You try to open the door to your apartment and hear the meaty thunk as it collides with your roommates discarded backpack and festering rain boots you could smell from the bottom floor.
Gritting your teeth in determination, you power your way through, forging your way through the knee-high canyons of discarded unmentionables, kicking a pizza box of dubious origin using only the very tippy-toe of your foot. You’re ready to pull your hair out over this mess, but there’s already so much of it clogging the drain, why bother?
Sound familiar? If your NYC roommate is a slob, it can be stressful at best and even evolve into a legit health issue. Especially in New York City, where humidity is higher, and apartments tend to be smaller, so there’s really nowhere to go to escape the bio-hazard zone!
Here are five helpful tips to clean up your roommate before the Center for Disease Control starts calling you up for free samples. And three options for a Plan B if diplomacy breaks down and conflict ensues across the perpetually troubled living-room-to-bedroom border.
- Talk about it. This is so important but not as easy as it sounds. You have to live together, and life is stressful enough trying to survive the workday without coming home to a room filled with so much tension you can pluck the air like a guitar string. But if you don’t bring it up, they won’t. So sit down and make sure you communicate what the problem is. Don’t be confrontational or hose them down with accusations, even if you’re right. (And let’s face it, you so are.) Keep it calm, clean, and honest with your NYC roommate.

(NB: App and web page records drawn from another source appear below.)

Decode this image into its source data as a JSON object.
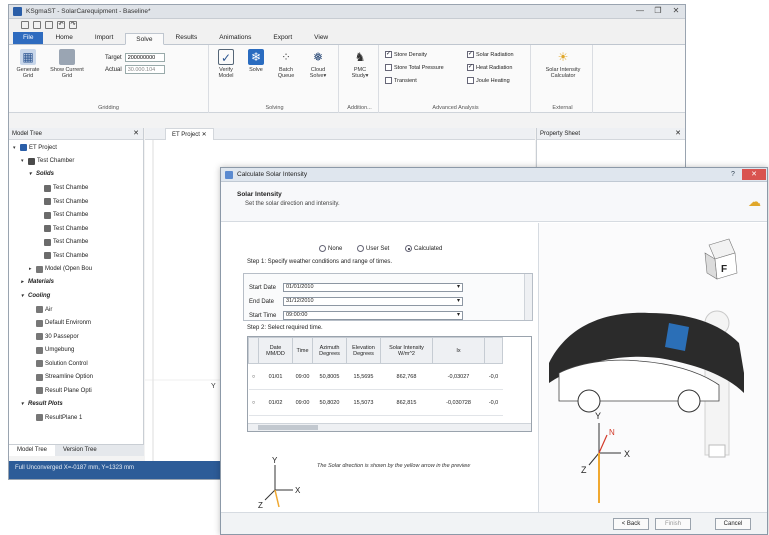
{
  "window": {
    "title": "KSgmaST - SolarCarequipment - Baseline*",
    "controls": [
      "—",
      "❐",
      "✕"
    ]
  },
  "ribbon_tabs": [
    "File",
    "Home",
    "Import",
    "Solve",
    "Results",
    "Animations",
    "Export",
    "View"
  ],
  "ribbon": {
    "grid_group": {
      "label": "Gridding",
      "generate_grid": "Generate Grid",
      "show_current_grid": "Show Current Grid",
      "target_label": "Target",
      "target_value": "200000000",
      "actual_label": "Actual",
      "actual_value": "30.000.104"
    },
    "solving_group": {
      "label": "Solving",
      "verify_model": "Verify Model",
      "solve": "Solve",
      "batch_queue": "Batch Queue",
      "cloud_solve": "Cloud Solve▾"
    },
    "addition_group": {
      "label": "Addition...",
      "pmc_study": "PMC Study▾"
    },
    "analysis_group": {
      "label": "Advanced Analysis",
      "checks": [
        {
          "label": "Store Density",
          "checked": true
        },
        {
          "label": "Solar Radiation",
          "checked": true
        },
        {
          "label": "Store Total Pressure",
          "checked": false
        },
        {
          "label": "Heat Radiation",
          "checked": true
        },
        {
          "label": "Transient",
          "checked": false
        },
        {
          "label": "Joule Heating",
          "checked": false
        }
      ]
    },
    "external_group": {
      "label": "External",
      "solar_calc": "Solar Intensity Calculator"
    }
  },
  "model_tree": {
    "title": "Model Tree",
    "nodes": [
      {
        "label": "ET Project",
        "indent": 0,
        "arrow": "▾",
        "style": "normal"
      },
      {
        "label": "Test Chamber",
        "indent": 1,
        "arrow": "▾",
        "style": "normal"
      },
      {
        "label": "Solids",
        "indent": 2,
        "arrow": "▾",
        "style": "italic"
      },
      {
        "label": "Test Chambe",
        "indent": 3,
        "arrow": "",
        "style": "normal"
      },
      {
        "label": "Test Chambe",
        "indent": 3,
        "arrow": "",
        "style": "normal"
      },
      {
        "label": "Test Chambe",
        "indent": 3,
        "arrow": "",
        "style": "normal"
      },
      {
        "label": "Test Chambe",
        "indent": 3,
        "arrow": "",
        "style": "normal"
      },
      {
        "label": "Test Chambe",
        "indent": 3,
        "arrow": "",
        "style": "normal"
      },
      {
        "label": "Test Chambe",
        "indent": 3,
        "arrow": "",
        "style": "normal"
      },
      {
        "label": "Model (Open Bou",
        "indent": 2,
        "arrow": "▸",
        "style": "normal"
      },
      {
        "label": "Materials",
        "indent": 1,
        "arrow": "▸",
        "style": "italic"
      },
      {
        "label": "Cooling",
        "indent": 1,
        "arrow": "▾",
        "style": "italic"
      },
      {
        "label": "Air",
        "indent": 2,
        "arrow": "",
        "style": "normal"
      },
      {
        "label": "Default Environm",
        "indent": 2,
        "arrow": "",
        "style": "normal"
      },
      {
        "label": "30 Passepor",
        "indent": 2,
        "arrow": "",
        "style": "normal"
      },
      {
        "label": "Umgebung",
        "indent": 2,
        "arrow": "",
        "style": "normal"
      },
      {
        "label": "Solution Control",
        "indent": 2,
        "arrow": "",
        "style": "normal"
      },
      {
        "label": "Streamline Option",
        "indent": 2,
        "arrow": "",
        "style": "normal"
      },
      {
        "label": "Result Plane Opti",
        "indent": 2,
        "arrow": "",
        "style": "normal"
      },
      {
        "label": "Result Plots",
        "indent": 1,
        "arrow": "▾",
        "style": "italic"
      },
      {
        "label": "ResultPlane 1",
        "indent": 2,
        "arrow": "",
        "style": "normal"
      }
    ],
    "bottom_tabs": [
      "Model Tree",
      "Version Tree"
    ]
  },
  "viewport": {
    "tab": "ET Project"
  },
  "property_sheet": {
    "title": "Property Sheet"
  },
  "status": {
    "text": "Full Unconverged   X=-0187 mm, Y=1323 mm"
  },
  "dialog": {
    "title": "Calculate Solar Intensity",
    "heading": "Solar Intensity",
    "subheading": "Set the solar direction and intensity.",
    "mode_options": [
      {
        "label": "None",
        "selected": false
      },
      {
        "label": "User Set",
        "selected": false
      },
      {
        "label": "Calculated",
        "selected": true
      }
    ],
    "step1": "Step 1: Specify weather conditions and range of times.",
    "fields": [
      {
        "label": "Start Date",
        "value": "01/01/2010"
      },
      {
        "label": "End Date",
        "value": "31/12/2010"
      },
      {
        "label": "Start Time",
        "value": "09:00:00"
      }
    ],
    "step2": "Step 2: Select required time.",
    "grid": {
      "columns": [
        "Date MM/DD",
        "Time",
        "Azimuth Degrees",
        "Elevation Degrees",
        "Solar Intensity W/m^2",
        "Ix",
        ""
      ],
      "rows": [
        [
          "01/01",
          "09:00",
          "50,8005",
          "15,5695",
          "862,768",
          "-0,03027",
          "-0,0"
        ],
        [
          "01/02",
          "09:00",
          "50,8020",
          "15,5073",
          "862,815",
          "-0,030728",
          "-0,0"
        ]
      ]
    },
    "note": "The Solar direction is shown by the yellow arrow in the preview",
    "buttons": {
      "back": "< Back",
      "finish": "Finish",
      "cancel": "Cancel"
    },
    "preview_cube_face": "F"
  },
  "axes": {
    "x": "X",
    "y": "Y",
    "z": "Z",
    "n": "N"
  }
}
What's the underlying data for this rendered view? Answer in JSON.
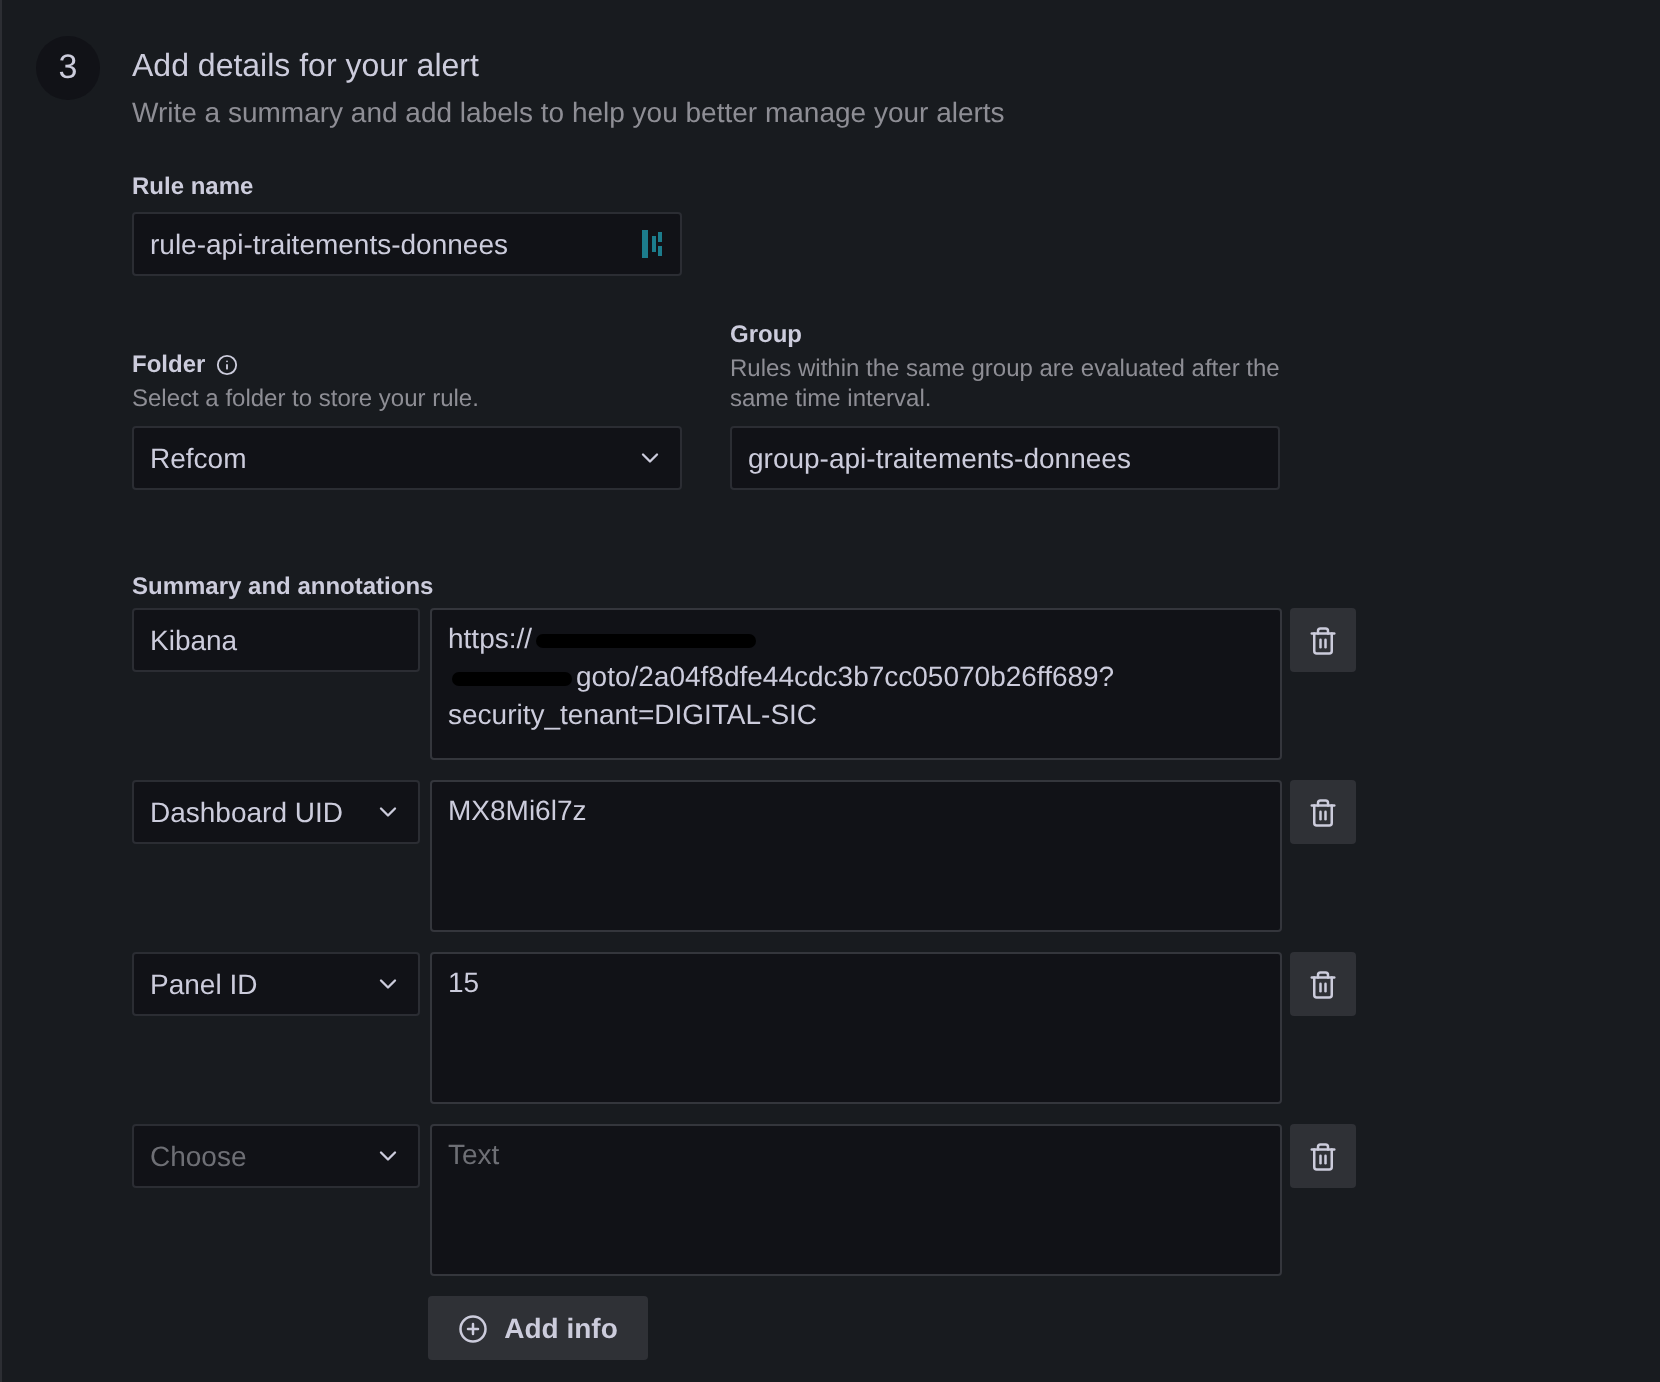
{
  "step": {
    "number": "3",
    "title": "Add details for your alert",
    "subtitle": "Write a summary and add labels to help you better manage your alerts"
  },
  "rule_name": {
    "label": "Rule name",
    "value": "rule-api-traitements-donnees"
  },
  "folder": {
    "label": "Folder",
    "description": "Select a folder to store your rule.",
    "value": "Refcom"
  },
  "group": {
    "label": "Group",
    "description": "Rules within the same group are evaluated after the same time interval.",
    "value": "group-api-traitements-donnees"
  },
  "annotations": {
    "label": "Summary and annotations",
    "rows": [
      {
        "key": {
          "kind": "text",
          "value": "Kibana"
        },
        "lines": [
          {
            "text": "https://",
            "redacted": true
          },
          {
            "text": "goto/2a04f8dfe44cdc3b7cc05070b26ff689?",
            "redacted": true
          },
          {
            "text": "security_tenant=DIGITAL-SIC",
            "redacted": false
          }
        ]
      },
      {
        "key": {
          "kind": "select",
          "value": "Dashboard UID"
        },
        "lines": [
          {
            "text": "MX8Mi6l7z",
            "redacted": false
          }
        ]
      },
      {
        "key": {
          "kind": "select",
          "value": "Panel ID"
        },
        "lines": [
          {
            "text": "15",
            "redacted": false
          }
        ]
      },
      {
        "key": {
          "kind": "select",
          "placeholder": "Choose"
        },
        "placeholder": "Text"
      }
    ],
    "add_button": "Add info"
  }
}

- Remember this is about persuasion. You can’t really force them so you’re going to have to convince this person to work with you. Taking a “rules are rules” attitude might make sense logically, especially for organized people who are the first to raise concerns about sliding sanitary standards. But in reality, isn’t going to gain a lot of traction with a slob. Slobs are the sloths of rebellion. They will break the rules on basic principle through simple inaction or by taking so long to clean something up, a glacier in the next ice age will mop your floor before they do.
- Set clear goals and propose solutions. Nobody can reach a goal if they don’t know what it is. Make the expectations clear and simple with a cleanup schedule. Put it somewhere visible and break up cleaning duties evenly. Yes, it’s a little unfair if one person is making all of the mess. But singling them out is a sure way to put them on the defensive, making it even harder to convince them to clean up.
- Don’t make your home a battlefield. Taking a big pile of your NYC roommates’s stuff and rigging a laundry basket to dump it on their fuzzy little head in the morning when they are still too weak to defend themselves might sound fun, but it’s only going to aggravate the situation. That said, consolidating all their stuff, respectfully, into a box and giving it to them can be a good way to get the ball rolling on a new habit.
- Do all of it at once to make the strongest impact. Consolidate their stuff, hand it over respectfully, have “the talk,” and present the new cleaning schedule, all in one session. This is pretty direct, so make extra sure to keep your body language relaxed, your tone serene, and your language respectful. If a Buddhist priest watched you do it, they would give you the nod. Now you are presenting yourself as a reasonable adult who is leading by example and offering solutions. Triple-wham-bam. Complete with comic book explosion effects. (Wait, do they even still write comic books? Or is all just movies now?)
If all that fails, you’re dealing with a roommate who is, quite frankly, never gonna change. At this point the best thing you could do is one of three things:
- Move out. If you’re not the landlord and it’s driving you that crazy, there is never a shortage of people looking for roommates, especially in New York.
- Accept it. Think of it like camping. In your own home. Complete with bugs.
- Revise the lease to include specific cleaning duties for all. This only applies if you’re the landlord, obviously, but that old phrase still holds true… get it in writing. When the day finally comes around that your roommate needs to renew the lease, you can point it all out. If they decide to move on, now you can communicate it clearly to the next roommate and hopefully head the problem off at the pass.
If your NYC roommate does decide to leave, nobody is advising you to dump a laundry basket full of their crap out the window when they walk to their car for the last blessed time, while you laugh maniacally alongside your cat. Because that would never happen.